--- How to complete this task ---
The expected output is every entry below, exact in every character.

--- Supplied material ---
━━━━━━━━━━━━━━━━━━━━━━━━━━━━━━
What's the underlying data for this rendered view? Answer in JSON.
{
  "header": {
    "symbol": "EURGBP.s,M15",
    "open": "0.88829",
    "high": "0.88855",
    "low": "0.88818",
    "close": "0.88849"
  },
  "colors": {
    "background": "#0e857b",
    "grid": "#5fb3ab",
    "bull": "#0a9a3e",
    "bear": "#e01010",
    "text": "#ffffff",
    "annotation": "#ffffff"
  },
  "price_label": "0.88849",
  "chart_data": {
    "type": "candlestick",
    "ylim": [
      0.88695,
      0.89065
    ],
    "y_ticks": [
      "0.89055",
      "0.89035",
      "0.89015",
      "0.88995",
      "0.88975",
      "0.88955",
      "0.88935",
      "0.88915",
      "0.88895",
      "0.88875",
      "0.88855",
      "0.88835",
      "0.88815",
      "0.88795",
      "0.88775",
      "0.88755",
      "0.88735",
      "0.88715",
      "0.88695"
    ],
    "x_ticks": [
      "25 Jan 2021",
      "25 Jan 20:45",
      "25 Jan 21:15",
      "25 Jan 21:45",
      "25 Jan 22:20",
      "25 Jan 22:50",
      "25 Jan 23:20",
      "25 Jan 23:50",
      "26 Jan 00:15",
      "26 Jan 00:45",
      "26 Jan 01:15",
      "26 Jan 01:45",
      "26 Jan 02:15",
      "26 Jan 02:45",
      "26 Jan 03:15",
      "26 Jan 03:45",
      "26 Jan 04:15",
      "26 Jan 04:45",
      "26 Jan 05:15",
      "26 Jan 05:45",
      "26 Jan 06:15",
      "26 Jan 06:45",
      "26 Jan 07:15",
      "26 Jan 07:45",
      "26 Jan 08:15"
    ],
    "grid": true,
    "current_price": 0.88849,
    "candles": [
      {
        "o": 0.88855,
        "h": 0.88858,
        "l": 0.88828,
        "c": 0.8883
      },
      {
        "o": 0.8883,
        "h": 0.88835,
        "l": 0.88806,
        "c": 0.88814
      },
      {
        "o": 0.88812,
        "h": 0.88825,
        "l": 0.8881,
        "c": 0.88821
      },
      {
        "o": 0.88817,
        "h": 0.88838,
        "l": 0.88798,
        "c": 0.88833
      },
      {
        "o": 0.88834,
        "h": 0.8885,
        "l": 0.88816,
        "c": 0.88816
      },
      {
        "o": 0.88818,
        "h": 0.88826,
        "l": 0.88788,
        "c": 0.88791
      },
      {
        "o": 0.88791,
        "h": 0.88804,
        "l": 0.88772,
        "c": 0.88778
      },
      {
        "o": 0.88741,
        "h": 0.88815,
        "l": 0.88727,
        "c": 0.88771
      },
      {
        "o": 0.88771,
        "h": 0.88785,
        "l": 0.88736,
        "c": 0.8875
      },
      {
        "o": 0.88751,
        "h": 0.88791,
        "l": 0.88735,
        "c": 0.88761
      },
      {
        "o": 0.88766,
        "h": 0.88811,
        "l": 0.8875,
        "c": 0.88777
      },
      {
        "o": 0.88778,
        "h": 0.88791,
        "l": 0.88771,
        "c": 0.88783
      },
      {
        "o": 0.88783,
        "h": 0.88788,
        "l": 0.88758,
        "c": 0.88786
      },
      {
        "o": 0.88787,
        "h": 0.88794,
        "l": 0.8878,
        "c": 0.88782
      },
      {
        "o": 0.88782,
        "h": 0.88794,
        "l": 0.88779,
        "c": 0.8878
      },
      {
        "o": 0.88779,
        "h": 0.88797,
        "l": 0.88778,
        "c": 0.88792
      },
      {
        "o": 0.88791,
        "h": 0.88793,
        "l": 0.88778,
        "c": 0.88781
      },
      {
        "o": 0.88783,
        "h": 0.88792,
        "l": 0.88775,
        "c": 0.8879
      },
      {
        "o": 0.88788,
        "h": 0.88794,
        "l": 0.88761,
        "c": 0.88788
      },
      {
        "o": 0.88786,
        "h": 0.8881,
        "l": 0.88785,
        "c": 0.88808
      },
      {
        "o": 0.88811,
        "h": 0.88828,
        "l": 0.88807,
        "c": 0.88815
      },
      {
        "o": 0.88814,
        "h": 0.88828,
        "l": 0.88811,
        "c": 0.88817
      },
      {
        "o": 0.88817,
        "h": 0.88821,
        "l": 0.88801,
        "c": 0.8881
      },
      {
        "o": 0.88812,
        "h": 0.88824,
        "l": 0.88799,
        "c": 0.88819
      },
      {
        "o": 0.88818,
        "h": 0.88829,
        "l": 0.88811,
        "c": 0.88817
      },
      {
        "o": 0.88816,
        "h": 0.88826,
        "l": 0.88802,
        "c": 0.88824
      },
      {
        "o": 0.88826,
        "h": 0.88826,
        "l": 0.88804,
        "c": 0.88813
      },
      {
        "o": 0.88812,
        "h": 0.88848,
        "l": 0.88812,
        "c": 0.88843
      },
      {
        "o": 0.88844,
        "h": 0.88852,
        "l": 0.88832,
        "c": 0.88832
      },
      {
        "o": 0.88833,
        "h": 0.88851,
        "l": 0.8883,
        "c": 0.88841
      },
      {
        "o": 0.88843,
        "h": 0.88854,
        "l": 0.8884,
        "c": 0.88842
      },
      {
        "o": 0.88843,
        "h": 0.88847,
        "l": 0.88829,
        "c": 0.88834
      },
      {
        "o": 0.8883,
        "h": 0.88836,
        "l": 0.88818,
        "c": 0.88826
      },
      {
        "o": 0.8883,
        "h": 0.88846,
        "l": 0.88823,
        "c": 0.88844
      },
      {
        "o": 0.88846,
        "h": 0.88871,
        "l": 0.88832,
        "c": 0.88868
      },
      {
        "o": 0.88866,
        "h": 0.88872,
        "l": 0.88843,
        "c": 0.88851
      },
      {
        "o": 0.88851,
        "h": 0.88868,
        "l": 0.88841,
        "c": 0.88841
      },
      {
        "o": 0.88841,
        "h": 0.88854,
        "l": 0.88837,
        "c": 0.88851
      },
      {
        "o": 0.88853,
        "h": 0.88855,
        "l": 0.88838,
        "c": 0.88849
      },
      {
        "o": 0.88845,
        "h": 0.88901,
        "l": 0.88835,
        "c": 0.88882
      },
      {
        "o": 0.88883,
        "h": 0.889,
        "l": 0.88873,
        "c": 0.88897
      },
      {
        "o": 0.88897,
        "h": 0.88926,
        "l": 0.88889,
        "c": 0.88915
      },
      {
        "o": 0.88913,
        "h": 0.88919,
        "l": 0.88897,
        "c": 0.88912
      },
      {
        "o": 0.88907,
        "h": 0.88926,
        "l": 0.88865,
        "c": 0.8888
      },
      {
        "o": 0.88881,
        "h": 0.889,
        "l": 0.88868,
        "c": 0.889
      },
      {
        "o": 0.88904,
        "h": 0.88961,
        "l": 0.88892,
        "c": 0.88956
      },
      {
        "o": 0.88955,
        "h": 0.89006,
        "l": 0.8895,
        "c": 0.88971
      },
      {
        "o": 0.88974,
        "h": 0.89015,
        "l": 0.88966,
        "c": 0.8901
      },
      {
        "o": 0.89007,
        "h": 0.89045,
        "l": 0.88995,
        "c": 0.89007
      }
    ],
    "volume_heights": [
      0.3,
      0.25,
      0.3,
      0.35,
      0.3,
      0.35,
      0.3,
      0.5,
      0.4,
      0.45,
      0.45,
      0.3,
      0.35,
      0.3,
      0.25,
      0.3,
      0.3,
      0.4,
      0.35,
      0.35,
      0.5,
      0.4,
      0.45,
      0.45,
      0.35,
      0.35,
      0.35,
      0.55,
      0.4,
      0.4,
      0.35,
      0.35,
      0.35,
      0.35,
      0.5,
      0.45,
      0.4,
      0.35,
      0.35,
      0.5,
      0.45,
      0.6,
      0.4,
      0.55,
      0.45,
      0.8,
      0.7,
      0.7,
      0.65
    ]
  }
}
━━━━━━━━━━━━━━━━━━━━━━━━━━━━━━
--- Answer section ---
What's the underlying data for this rendered view? Answer in JSON.
{
  "header": {
    "symbol": "EURGBP.s,M15",
    "open": "0.88829",
    "high": "0.88855",
    "low": "0.88818",
    "close": "0.88849"
  },
  "colors": {
    "background": "#0e857b",
    "grid": "#5fb3ab",
    "bull": "#0a9a3e",
    "bear": "#e01010",
    "text": "#ffffff",
    "annotation": "#ffffff"
  },
  "price_label": "0.88849",
  "chart_data": {
    "type": "candlestick",
    "ylim": [
      0.88695,
      0.89065
    ],
    "y_ticks": [
      "0.89055",
      "0.89035",
      "0.89015",
      "0.88995",
      "0.88975",
      "0.88955",
      "0.88935",
      "0.88915",
      "0.88895",
      "0.88875",
      "0.88855",
      "0.88835",
      "0.88815",
      "0.88795",
      "0.88775",
      "0.88755",
      "0.88735",
      "0.88715",
      "0.88695"
    ],
    "x_ticks": [
      "25 Jan 2021",
      "25 Jan 20:45",
      "25 Jan 21:15",
      "25 Jan 21:45",
      "25 Jan 22:20",
      "25 Jan 22:50",
      "25 Jan 23:20",
      "25 Jan 23:50",
      "26 Jan 00:15",
      "26 Jan 00:45",
      "26 Jan 01:15",
      "26 Jan 01:45",
      "26 Jan 02:15",
      "26 Jan 02:45",
      "26 Jan 03:15",
      "26 Jan 03:45",
      "26 Jan 04:15",
      "26 Jan 04:45",
      "26 Jan 05:15",
      "26 Jan 05:45",
      "26 Jan 06:15",
      "26 Jan 06:45",
      "26 Jan 07:15",
      "26 Jan 07:45",
      "26 Jan 08:15"
    ],
    "grid": true,
    "current_price": 0.88849,
    "candles": [
      {
        "o": 0.88855,
        "h": 0.88858,
        "l": 0.88828,
        "c": 0.8883
      },
      {
        "o": 0.8883,
        "h": 0.88835,
        "l": 0.88806,
        "c": 0.88814
      },
      {
        "o": 0.88812,
        "h": 0.88825,
        "l": 0.8881,
        "c": 0.88821
      },
      {
        "o": 0.88817,
        "h": 0.88838,
        "l": 0.88798,
        "c": 0.88833
      },
      {
        "o": 0.88834,
        "h": 0.8885,
        "l": 0.88816,
        "c": 0.88816
      },
      {
        "o": 0.88818,
        "h": 0.88826,
        "l": 0.88788,
        "c": 0.88791
      },
      {
        "o": 0.88791,
        "h": 0.88804,
        "l": 0.88772,
        "c": 0.88778
      },
      {
        "o": 0.88741,
        "h": 0.88815,
        "l": 0.88727,
        "c": 0.88771
      },
      {
        "o": 0.88771,
        "h": 0.88785,
        "l": 0.88736,
        "c": 0.8875
      },
      {
        "o": 0.88751,
        "h": 0.88791,
        "l": 0.88735,
        "c": 0.88761
      },
      {
        "o": 0.88766,
        "h": 0.88811,
        "l": 0.8875,
        "c": 0.88777
      },
      {
        "o": 0.88778,
        "h": 0.88791,
        "l": 0.88771,
        "c": 0.88783
      },
      {
        "o": 0.88783,
        "h": 0.88788,
        "l": 0.88758,
        "c": 0.88786
      },
      {
        "o": 0.88787,
        "h": 0.88794,
        "l": 0.8878,
        "c": 0.88782
      },
      {
        "o": 0.88782,
        "h": 0.88794,
        "l": 0.88779,
        "c": 0.8878
      },
      {
        "o": 0.88779,
        "h": 0.88797,
        "l": 0.88778,
        "c": 0.88792
      },
      {
        "o": 0.88791,
        "h": 0.88793,
        "l": 0.88778,
        "c": 0.88781
      },
      {
        "o": 0.88783,
        "h": 0.88792,
        "l": 0.88775,
        "c": 0.8879
      },
      {
        "o": 0.88788,
        "h": 0.88794,
        "l": 0.88761,
        "c": 0.88788
      },
      {
        "o": 0.88786,
        "h": 0.8881,
        "l": 0.88785,
        "c": 0.88808
      },
      {
        "o": 0.88811,
        "h": 0.88828,
        "l": 0.88807,
        "c": 0.88815
      },
      {
        "o": 0.88814,
        "h": 0.88828,
        "l": 0.88811,
        "c": 0.88817
      },
      {
        "o": 0.88817,
        "h": 0.88821,
        "l": 0.88801,
        "c": 0.8881
      },
      {
        "o": 0.88812,
        "h": 0.88824,
        "l": 0.88799,
        "c": 0.88819
      },
      {
        "o": 0.88818,
        "h": 0.88829,
        "l": 0.88811,
        "c": 0.88817
      },
      {
        "o": 0.88816,
        "h": 0.88826,
        "l": 0.88802,
        "c": 0.88824
      },
      {
        "o": 0.88826,
        "h": 0.88826,
        "l": 0.88804,
        "c": 0.88813
      },
      {
        "o": 0.88812,
        "h": 0.88848,
        "l": 0.88812,
        "c": 0.88843
      },
      {
        "o": 0.88844,
        "h": 0.88852,
        "l": 0.88832,
        "c": 0.88832
      },
      {
        "o": 0.88833,
        "h": 0.88851,
        "l": 0.8883,
        "c": 0.88841
      },
      {
        "o": 0.88843,
        "h": 0.88854,
        "l": 0.8884,
        "c": 0.88842
      },
      {
        "o": 0.88843,
        "h": 0.88847,
        "l": 0.88829,
        "c": 0.88834
      },
      {
        "o": 0.8883,
        "h": 0.88836,
        "l": 0.88818,
        "c": 0.88826
      },
      {
        "o": 0.8883,
        "h": 0.88846,
        "l": 0.88823,
        "c": 0.88844
      },
      {
        "o": 0.88846,
        "h": 0.88871,
        "l": 0.88832,
        "c": 0.88868
      },
      {
        "o": 0.88866,
        "h": 0.88872,
        "l": 0.88843,
        "c": 0.88851
      },
      {
        "o": 0.88851,
        "h": 0.88868,
        "l": 0.88841,
        "c": 0.88841
      },
      {
        "o": 0.88841,
        "h": 0.88854,
        "l": 0.88837,
        "c": 0.88851
      },
      {
        "o": 0.88853,
        "h": 0.88855,
        "l": 0.88838,
        "c": 0.88849
      },
      {
        "o": 0.88845,
        "h": 0.88901,
        "l": 0.88835,
        "c": 0.88882
      },
      {
        "o": 0.88883,
        "h": 0.889,
        "l": 0.88873,
        "c": 0.88897
      },
      {
        "o": 0.88897,
        "h": 0.88926,
        "l": 0.88889,
        "c": 0.88915
      },
      {
        "o": 0.88913,
        "h": 0.88919,
        "l": 0.88897,
        "c": 0.88912
      },
      {
        "o": 0.88907,
        "h": 0.88926,
        "l": 0.88865,
        "c": 0.8888
      },
      {
        "o": 0.88881,
        "h": 0.889,
        "l": 0.88868,
        "c": 0.889
      },
      {
        "o": 0.88904,
        "h": 0.88961,
        "l": 0.88892,
        "c": 0.88956
      },
      {
        "o": 0.88955,
        "h": 0.89006,
        "l": 0.8895,
        "c": 0.88971
      },
      {
        "o": 0.88974,
        "h": 0.89015,
        "l": 0.88966,
        "c": 0.8901
      },
      {
        "o": 0.89007,
        "h": 0.89045,
        "l": 0.88995,
        "c": 0.89007
      }
    ],
    "volume_heights": [
      0.3,
      0.25,
      0.3,
      0.35,
      0.3,
      0.35,
      0.3,
      0.5,
      0.4,
      0.45,
      0.45,
      0.3,
      0.35,
      0.3,
      0.25,
      0.3,
      0.3,
      0.4,
      0.35,
      0.35,
      0.5,
      0.4,
      0.45,
      0.45,
      0.35,
      0.35,
      0.35,
      0.55,
      0.4,
      0.4,
      0.35,
      0.35,
      0.35,
      0.35,
      0.5,
      0.45,
      0.4,
      0.35,
      0.35,
      0.5,
      0.45,
      0.6,
      0.4,
      0.55,
      0.45,
      0.8,
      0.7,
      0.7,
      0.65
    ]
  }
}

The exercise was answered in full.